Dr. Benjamin Cady

Dr. Benjamin Cady, Helene’s father, who argues that a mind, having memory and personality, is distinguishable as separate from the brain. He and Dr. Perrault seriously debate these differences and whether, after the body’s death, certain brains should be preserved by the government for the good of the nation. His second marriage, at the age of sixty-seven, helps liberate Helene from a lifelong fixation on her father.

Helene Cady

Helene Cady, a daughter who has been extremely close to her father since childhood. She wants Jesse to promise they will have at most one child. Later, she is tempted to abort their first daughter. After Michelle, their second daughter, is born, she weeps, feeling that she is a failure because she cannot have more children. With men other than her father, she has always felt uncomfortable, and at times she is hostile toward the inner workings of her body.

Reva Denk

Reva Denk, a stranger whom Jesse meets accidentally in 1956. He is immediately attracted to her. She resists him until she requires an abortion. He refuses but offers to act as father to her unborn child because he likes to think that he is dedicated to life.
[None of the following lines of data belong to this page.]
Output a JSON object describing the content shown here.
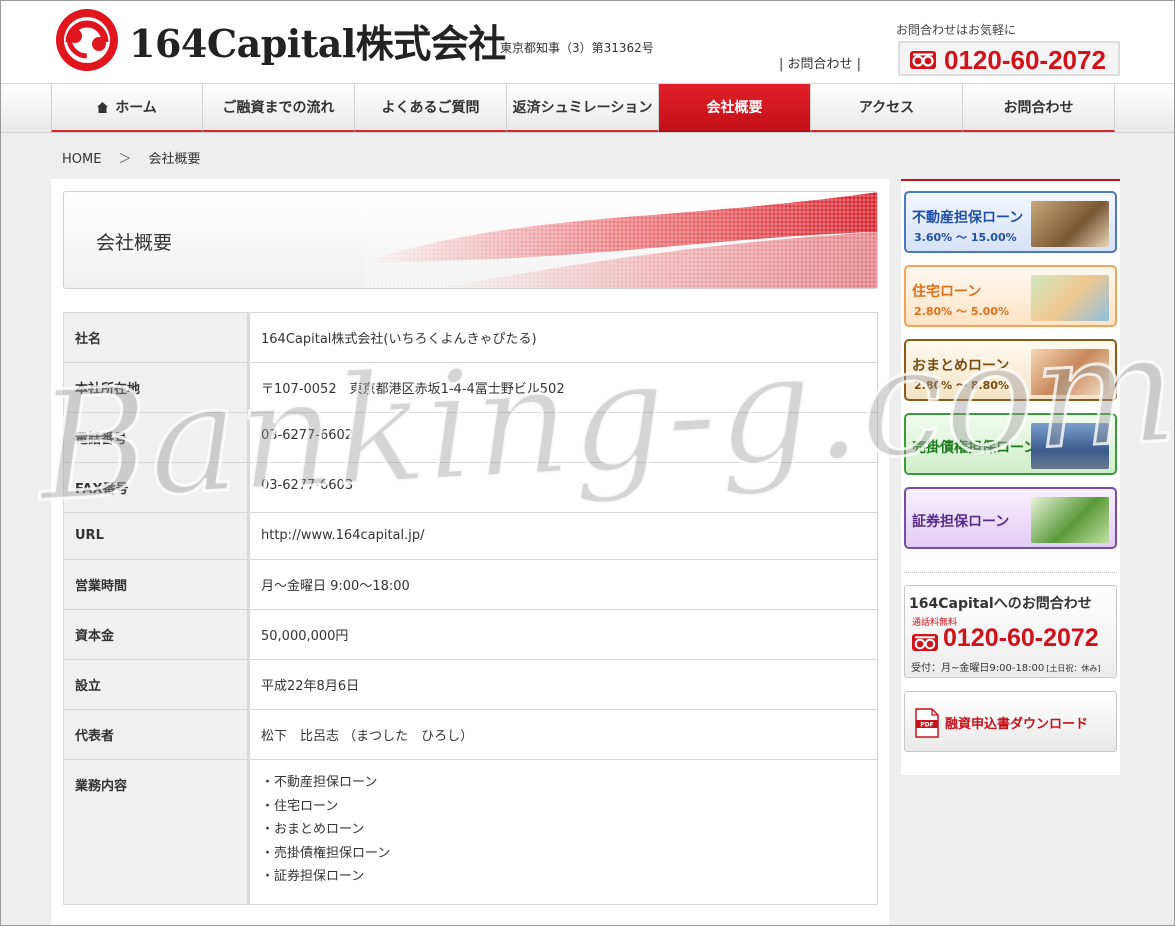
{
  "header": {
    "logo_text": "164Capital株式会社",
    "license": "東京都知事（3）第31362号",
    "contact_note": "お問合わせはお気軽に",
    "contact_link": "| お問合わせ |",
    "tel": "0120-60-2072"
  },
  "nav": {
    "items": [
      {
        "label": "ホーム",
        "icon": "home-icon",
        "active": false
      },
      {
        "label": "ご融資までの流れ",
        "active": false
      },
      {
        "label": "よくあるご質問",
        "active": false
      },
      {
        "label": "返済シュミレーション",
        "active": false
      },
      {
        "label": "会社概要",
        "active": true
      },
      {
        "label": "アクセス",
        "active": false
      },
      {
        "label": "お問合わせ",
        "active": false
      }
    ]
  },
  "breadcrumb": {
    "home": "HOME",
    "sep": "＞",
    "current": "会社概要"
  },
  "main": {
    "title": "会社概要",
    "rows": [
      {
        "label": "社名",
        "value": "164Capital株式会社(いちろくよんきゃぴたる)"
      },
      {
        "label": "本社所在地",
        "value": "〒107-0052　東京都港区赤坂1-4-4冨士野ビル502"
      },
      {
        "label": "電話番号",
        "value": "03-6277-6602"
      },
      {
        "label": "FAX番号",
        "value": "03-6277-6603"
      },
      {
        "label": "URL",
        "value": "http://www.164capital.jp/"
      },
      {
        "label": "営業時間",
        "value": "月～金曜日 9:00～18:00"
      },
      {
        "label": "資本金",
        "value": "50,000,000円"
      },
      {
        "label": "設立",
        "value": "平成22年8月6日"
      },
      {
        "label": "代表者",
        "value": "松下　比呂志 （まつした　ひろし）"
      }
    ],
    "business": {
      "label": "業務内容",
      "items": [
        "・不動産担保ローン",
        "・住宅ローン",
        "・おまとめローン",
        "・売掛債権担保ローン",
        "・証券担保ローン"
      ]
    }
  },
  "sidebar": {
    "banners": [
      {
        "title": "不動産担保ローン",
        "rate": "3.60% ～ 15.00%"
      },
      {
        "title": "住宅ローン",
        "rate": "2.80% ～ 5.00%"
      },
      {
        "title": "おまとめローン",
        "rate": "2.80% ～ 8.80%"
      },
      {
        "title": "売掛債権担保ローン",
        "rate": ""
      },
      {
        "title": "証券担保ローン",
        "rate": ""
      }
    ],
    "contact": {
      "title": "164Capitalへのお問合わせ",
      "free": "通話料無料",
      "tel": "0120-60-2072",
      "hours": "受付：月~金曜日9:00-18:00",
      "closed": "[土日祝：休み]"
    },
    "download": {
      "label": "融資申込書ダウンロード",
      "pdf": "PDF"
    }
  },
  "watermark": "Banking-g.com",
  "colors": {
    "brand_red": "#d0121b",
    "nav_active": "#d9252e"
  }
}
He follows her to the commune where she lives with the father of that child and his wife. When Reva says that Jesse’s attention is suffocating, Jesse begins to slash himself with a razor blade.
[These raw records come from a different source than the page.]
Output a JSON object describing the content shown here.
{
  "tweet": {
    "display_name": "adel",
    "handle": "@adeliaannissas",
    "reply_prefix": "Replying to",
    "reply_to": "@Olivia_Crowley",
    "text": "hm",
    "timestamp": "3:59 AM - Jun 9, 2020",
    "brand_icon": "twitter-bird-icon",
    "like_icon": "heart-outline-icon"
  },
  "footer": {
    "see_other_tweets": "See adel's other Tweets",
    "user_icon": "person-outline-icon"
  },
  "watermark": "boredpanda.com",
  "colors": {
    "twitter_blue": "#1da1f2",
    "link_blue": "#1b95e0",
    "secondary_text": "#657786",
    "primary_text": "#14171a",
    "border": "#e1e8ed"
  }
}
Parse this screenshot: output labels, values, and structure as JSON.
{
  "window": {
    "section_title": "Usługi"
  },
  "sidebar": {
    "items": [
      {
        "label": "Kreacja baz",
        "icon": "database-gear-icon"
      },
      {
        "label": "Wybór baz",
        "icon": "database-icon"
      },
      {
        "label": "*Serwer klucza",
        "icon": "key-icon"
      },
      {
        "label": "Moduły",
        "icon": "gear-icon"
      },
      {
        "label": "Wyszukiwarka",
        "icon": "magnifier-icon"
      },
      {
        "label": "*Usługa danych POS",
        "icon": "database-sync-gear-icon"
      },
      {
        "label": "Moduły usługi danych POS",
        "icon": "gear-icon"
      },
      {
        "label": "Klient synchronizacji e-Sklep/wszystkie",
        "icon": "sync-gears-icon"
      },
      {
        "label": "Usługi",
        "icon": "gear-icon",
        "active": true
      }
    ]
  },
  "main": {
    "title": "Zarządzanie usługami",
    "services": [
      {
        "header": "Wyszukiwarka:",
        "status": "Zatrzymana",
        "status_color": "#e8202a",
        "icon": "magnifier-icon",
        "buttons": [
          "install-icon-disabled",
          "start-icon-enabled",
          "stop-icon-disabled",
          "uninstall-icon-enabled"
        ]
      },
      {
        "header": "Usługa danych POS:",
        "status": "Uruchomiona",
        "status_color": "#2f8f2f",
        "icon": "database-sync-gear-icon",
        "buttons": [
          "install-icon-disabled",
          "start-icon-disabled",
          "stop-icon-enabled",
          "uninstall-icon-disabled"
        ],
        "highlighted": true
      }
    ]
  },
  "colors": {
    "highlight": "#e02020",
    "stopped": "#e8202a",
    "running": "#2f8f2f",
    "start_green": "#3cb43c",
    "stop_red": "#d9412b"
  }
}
Michelle (Shelley) Vogel

Michelle (Shelley) Vogel, Jesse’s daughter, who calls herself an unadopted baby in a letter written after she deserts her family. In 1969, she is bailed out of a county jail in Toledo, only to wander off again to Florida, Texas, and Toronto. She is with Noel, a draft dodger on drugs, who has reduced her to a state of degradation in their Canadian commune. When Jesse finds her, she seems to be suffering from hepatitis and hunger. He refuses to let her die and rows her back to the United States in a fifteen-foot boat.


Noel, Shelley’s companion in Canada. He finally agrees to sell her body back to Jesse at the same price he would pay for a corpse: five hundred dollars. He says that he once saved her from jumping off a bridge but that he has no personal feeling for her.
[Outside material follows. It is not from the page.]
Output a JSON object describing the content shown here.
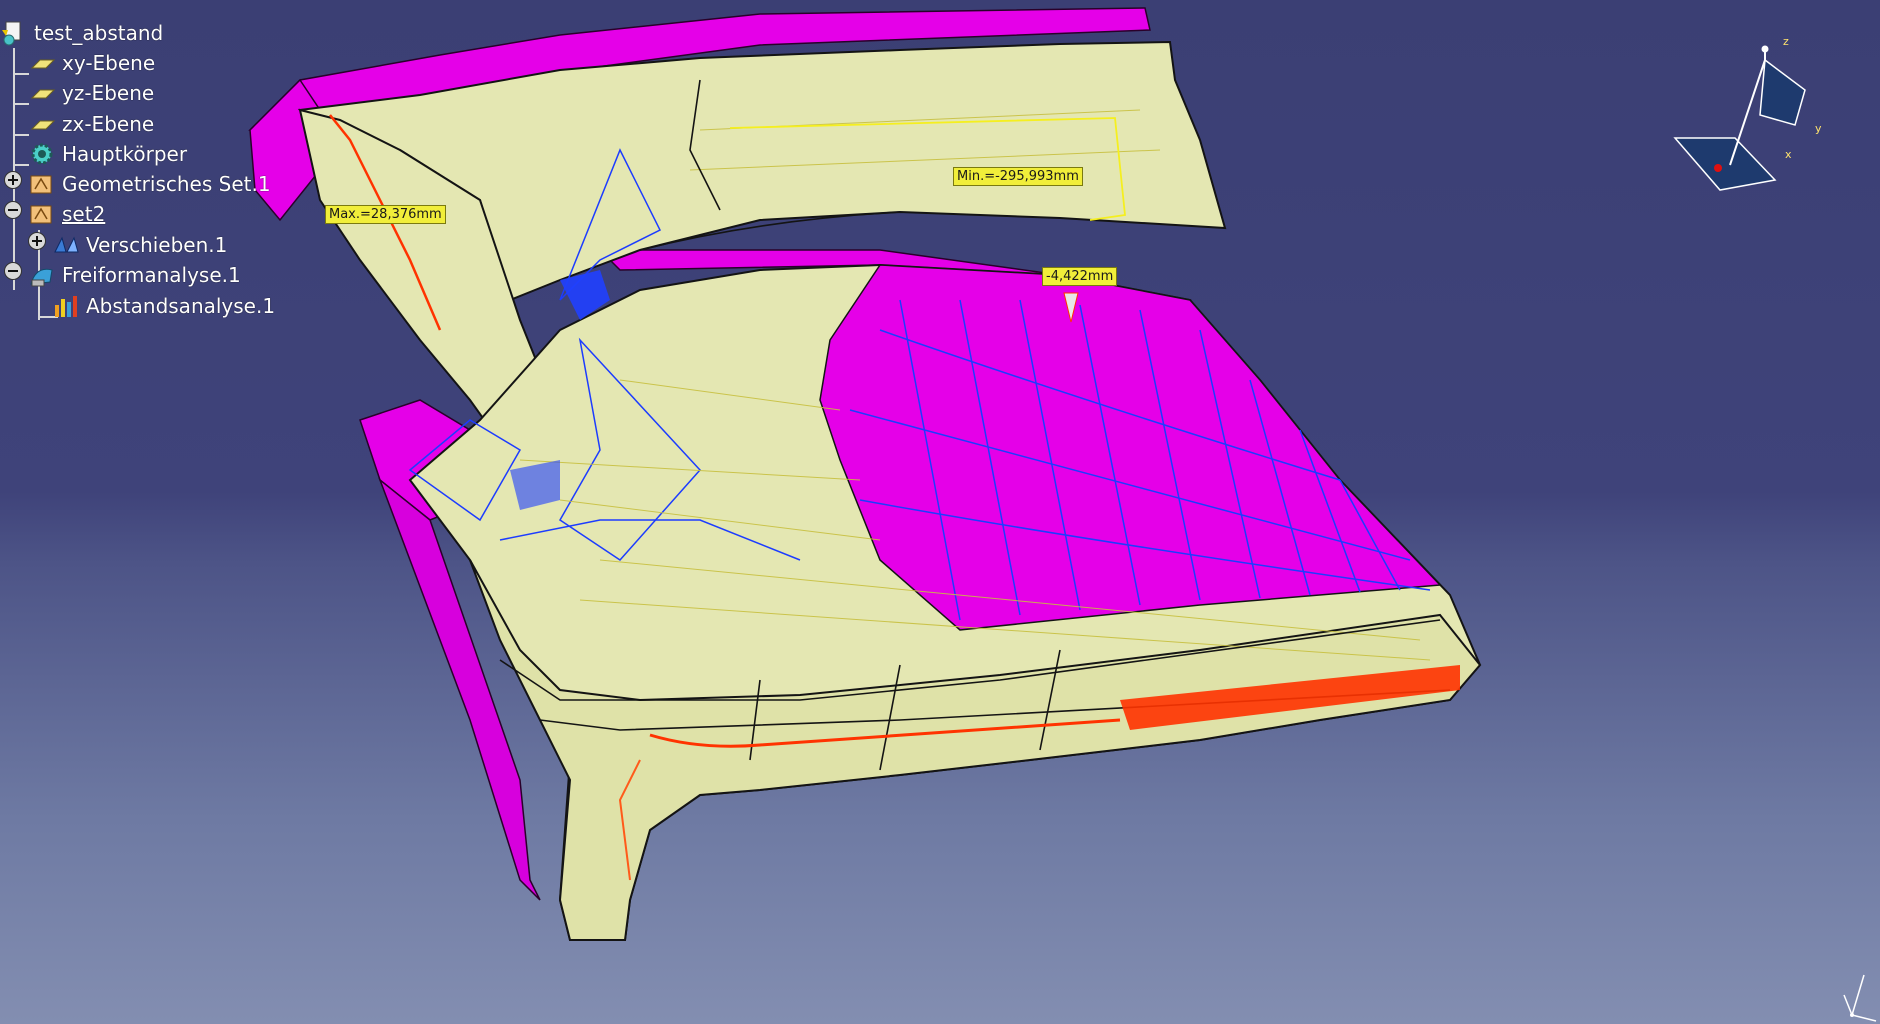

BibliographyCreighton, Joanne V. Joyce Carol Oates. Boston: G. K. Hall, 1979. Creighton discusses Wonderland in the context of Oates’s earlier novels and in tandem with Do With Me What You Will (1973). She explores the series of father figures that the novel offers and rejects, as well as its parallels to Alice’s Adventures in Wonderland.Friedman, Ellen G. Joyce Carol Oates. New York: Ungar, 1980. An exploration of alienation through Oates’s first nine novels. In the chapter entitled “Journey from the ‘I’ to the Eye: Wonderland,” Friedman looks at the novel’s links with Alice’s Adventures in Wonderland and its treatment of the individual’s relationship to the external world.Grant, Mary Kathryn. The Tragic Vision of Joyce Carol Oates. Durham, N.C.: Duke University Press, 1978. Grant’s long essay interweaves discussion of several Oates novels and other writings into a meditation on the elements of violence and tragedy in modern America. Her references to Wonderland bring out themes of self-mutilation, spiritual homelessness, and the alienation of urban life.Wagner, Linda, ed. Critical Essays on Joyce Carol Oates. Boston: G. K. Hall, 1979. A diverse anthology of seventeen reviews and eleven essays spanning the Oates oeuvre. In addition to excerpts from the other entries in this bibliography, discussions of Wonderland are found in a skeptical Newsweek review, in an essay by Robert H. Fossum exploring the themes of control and salvation, and in a Joanne V. Creighton piece examining Oates’s women.Waller, G. F. Dreaming America: Obsession and Transcendence in the Fiction of Joyce Carol Oates. Baton Rouge: Louisiana State University Press, 1979. Waller’s chapter on Wonderland discusses the novel as social commentary on some of the more manifest obsessions of modern American life–materialism, sex, and violence–treated with a unique mixture of surrealism and satire.
Categories: Characters